As the war dragged on, Hitler became increasingly convinced that technology would turn the tide for the Germans. The V-series rockets, the ME-262, the Tiger/King Tiger, all were intended to make up for the fact that they were increasingly sending young boys and old men onto the front lines. Numerous advisors and ranking members of teh military (at least claimed to have) attempted to persuade Hitler that these programs were a waste of resources but he was adamant in his support of them. I wonder if a lot of it was due to he increasingly deteriorated mental state as the combination of stress, drugs, and mental diseases (Parkinsons and possibly syphyllis if I am not mistaken ) took their toll.

Comment: Product of the military culture of Japan (Score 5, Insightful) 74
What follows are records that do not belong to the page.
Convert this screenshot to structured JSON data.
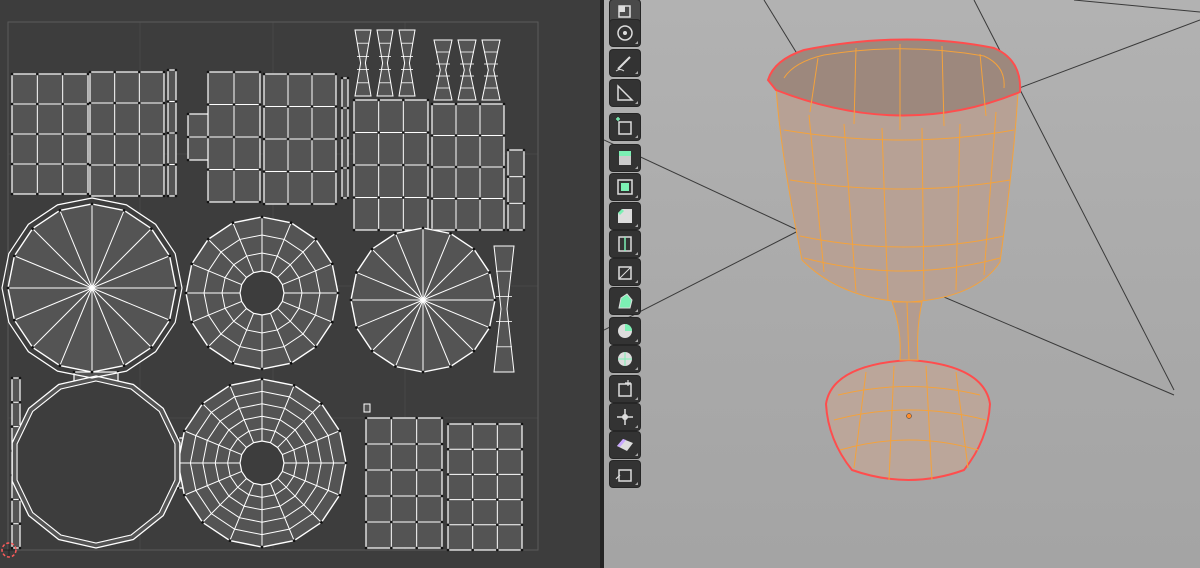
{
  "uv_editor": {
    "background": "#3d3d3d",
    "island_fill": "#545454",
    "edge_color": "#ffffff",
    "grid_color": "#464646"
  },
  "viewport": {
    "background": "#ababab",
    "object_fill": "#b69f93",
    "wire_color": "#f4a23c",
    "selection_outline": "#ff4d4d",
    "object": "goblet-mesh"
  },
  "toolbar": {
    "tools": [
      {
        "icon": "select-box-icon"
      },
      {
        "icon": "cursor-icon"
      },
      {
        "icon": "annotate-icon"
      },
      {
        "icon": "measure-icon"
      },
      {
        "icon": "add-cube-icon"
      },
      {
        "icon": "extrude-region-icon"
      },
      {
        "icon": "inset-faces-icon"
      },
      {
        "icon": "bevel-icon"
      },
      {
        "icon": "loop-cut-icon"
      },
      {
        "icon": "knife-icon"
      },
      {
        "icon": "poly-build-icon"
      },
      {
        "icon": "spin-icon"
      },
      {
        "icon": "smooth-icon"
      },
      {
        "icon": "edge-slide-icon"
      },
      {
        "icon": "shrink-fatten-icon"
      },
      {
        "icon": "shear-icon"
      },
      {
        "icon": "rip-region-icon"
      }
    ]
  }
}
by Nidi62 (#49587173) Attached to: Submersible Photographs WW2 Japanese Sub's Long-Lost Airplane Hangar
If you do any significant amount of reading regard the Japanese in WW2, you notice that there was often an over reliance on trickery, subterfuge, and a focus on the means rather than the end goal. Part of it was desperation borne out of being completely outmatched technologically, but part of it was also a deeply entrenched belief that the fighting spirit of the Japanese soldier would allow him to overcome any hardship, any adversary. Examples such as Guadalcanal, where they landed the 900-man Ichiki Detachment with orders to destroy the 10,000-strong Marine landing force; the countless instances of forsaking strong, pre-prepared defensive positions for banzai charges that killed hundreds or thousands of Japanese at the cost of a handful of Americans; to untrained high school boys with just enough flight training to be able to take off and fly level piloting aircraft with nothing more than an airspeed indicator and a compass trying to sink aircraft carriers. Necessity really is the mother of inventions, but when it is combined with desperation it can spawn some of the craziest ideas, which more often as not result in disaster.

Comment: Re:Technology allows (Score 3, Insightful) 624

by Nidi62 (#49584437) Attached to: Disney Replaces Longtime IT Staff With H-1B Workers

Are you joking? People in "educated" countries don't "stop having kids" because they're educated. They stop having kids because they're "focusing on their careers". If there is no "career" to focus on, what keeps you from having kids? People in rich countries don't have kids because they're TOO BUSY WORKING. People in poor countries have lots of kids because THEY'RE UNEMPLOYED (or underemployed) and guess what? the only fun thing they can afford is fucking their wife.

Poor countries tend to have a hjigher birthrate because they have higher infant and child mortality rates due to unsanitary conditions and a lack of access to adequate medical care. Also, employment in poor countries tends to be almost exclusively manual work such as farming, simple manufacturing (textiles, etc), or even scavenging. These types of jobs pay very little, so the more kids you have, the more income your family can bring in and the more likely you are to not starve to death.

Comment: Re:Why do they not have the paper as backup? (Score 1) 262

by Nidi62 (#49576591) Attached to: Crashing iPad App Grounds Dozens of American Airline Flights

What I'm wondering is what would have happened had this iPad crash occurred during the flight post-takeoff. Why do they not carry the paper manuals as a backup in case this sort of thing happens?

Most airlines keep a paper copy of the flight kit in the cockpit. The idea of tablets is so pilots no longer have to carry around 35lb flight bags. I find it hard to believe that American didn't have a backup hardcopy onboard.

Life in the state of nature is solitary, poor, nasty, brutish, and short. - Thomas Hobbes, Leviathan